Follow the signs for the Klamath River Overlook near the town of Klamath, California. Leave Hwy 101 on Requa Road and follow the road until you reach the overlook. On the south banks of the Klamath River is the Coastal Drive Loop, a scenic drive in Redwood. Follow Klamath Beach Road to the High Bluff overlook for another chance to see whales, sea lions, and pelicans.
Other Places to Check Out Wildlife in Redwood National Park
While the mammal watching in Redwood National Park is outstanding, so are the opportunities to spot some rare and endangered species. During your stay, consider these other places to check out wildlife in the park.

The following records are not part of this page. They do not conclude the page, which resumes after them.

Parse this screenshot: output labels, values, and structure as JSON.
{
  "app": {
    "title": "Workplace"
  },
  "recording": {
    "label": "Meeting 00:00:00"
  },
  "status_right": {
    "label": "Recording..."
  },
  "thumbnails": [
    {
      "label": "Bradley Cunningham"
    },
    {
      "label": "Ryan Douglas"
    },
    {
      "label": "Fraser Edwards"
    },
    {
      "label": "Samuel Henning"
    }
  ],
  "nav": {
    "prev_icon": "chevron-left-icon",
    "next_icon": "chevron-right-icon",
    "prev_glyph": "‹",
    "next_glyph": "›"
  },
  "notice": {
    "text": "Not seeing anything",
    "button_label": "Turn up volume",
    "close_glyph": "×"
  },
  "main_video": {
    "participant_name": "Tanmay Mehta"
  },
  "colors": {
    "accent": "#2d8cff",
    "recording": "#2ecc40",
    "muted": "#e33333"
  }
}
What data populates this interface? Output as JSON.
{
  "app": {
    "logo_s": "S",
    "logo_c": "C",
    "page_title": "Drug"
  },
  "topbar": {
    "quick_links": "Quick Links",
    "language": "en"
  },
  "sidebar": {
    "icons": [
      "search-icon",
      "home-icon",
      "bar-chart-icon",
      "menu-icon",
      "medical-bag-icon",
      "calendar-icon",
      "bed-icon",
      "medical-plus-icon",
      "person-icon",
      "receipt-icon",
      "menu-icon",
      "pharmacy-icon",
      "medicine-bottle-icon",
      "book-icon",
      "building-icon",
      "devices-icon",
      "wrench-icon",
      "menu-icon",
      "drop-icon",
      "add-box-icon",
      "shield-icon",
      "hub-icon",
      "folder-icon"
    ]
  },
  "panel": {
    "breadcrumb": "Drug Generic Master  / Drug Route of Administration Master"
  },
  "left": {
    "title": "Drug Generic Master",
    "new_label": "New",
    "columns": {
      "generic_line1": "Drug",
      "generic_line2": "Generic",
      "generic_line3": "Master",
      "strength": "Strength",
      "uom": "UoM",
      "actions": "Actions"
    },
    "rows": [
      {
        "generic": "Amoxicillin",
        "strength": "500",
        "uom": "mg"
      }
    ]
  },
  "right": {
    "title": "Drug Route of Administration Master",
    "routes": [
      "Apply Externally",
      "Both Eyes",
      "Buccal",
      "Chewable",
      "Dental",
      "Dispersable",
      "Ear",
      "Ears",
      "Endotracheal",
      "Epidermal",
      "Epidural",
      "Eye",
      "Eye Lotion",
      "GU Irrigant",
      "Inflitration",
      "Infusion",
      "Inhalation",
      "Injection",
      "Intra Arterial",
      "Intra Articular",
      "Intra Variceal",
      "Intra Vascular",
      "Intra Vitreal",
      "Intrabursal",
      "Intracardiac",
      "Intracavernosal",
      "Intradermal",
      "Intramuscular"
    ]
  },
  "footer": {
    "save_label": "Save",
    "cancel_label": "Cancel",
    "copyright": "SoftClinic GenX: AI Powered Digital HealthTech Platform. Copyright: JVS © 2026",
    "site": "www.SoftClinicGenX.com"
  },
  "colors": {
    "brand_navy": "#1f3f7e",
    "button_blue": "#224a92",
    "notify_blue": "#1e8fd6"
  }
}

- Tidepooling – The rocky shores of Redwood National and State Park offer some of the best tide pool habitats in all of the National Park Service. Endert’s Beach, the Damnation Creek Trail, and the mouth of Wilson’s Creek are some tide pool hot spots in the park. Check the tide schedule at one of the visitor’s centers when you arrive for best viewing times.
- Bird Watching – One of the amazing facts we saw posted in Redwood National Park: There are more than 280 species of birds that spend time in the park (either resident or migratory). There are only 800 species that live in the United States! The diversity of bird watching in Redwood National and State Parks is impressive. Visitors can spot coastal sea birds (cormorants, loons, sea ducks), beach and shorebirds (gulls, terns, pelicans), wetland birds (bald eagle, herons, egrets) as well as species that are endemic to the Redwood forest habitat. Stop by any of the ranger stations when you arrive and pick up a bird watching list. You’ll be surprised how many you can spot in just a short visit to the park.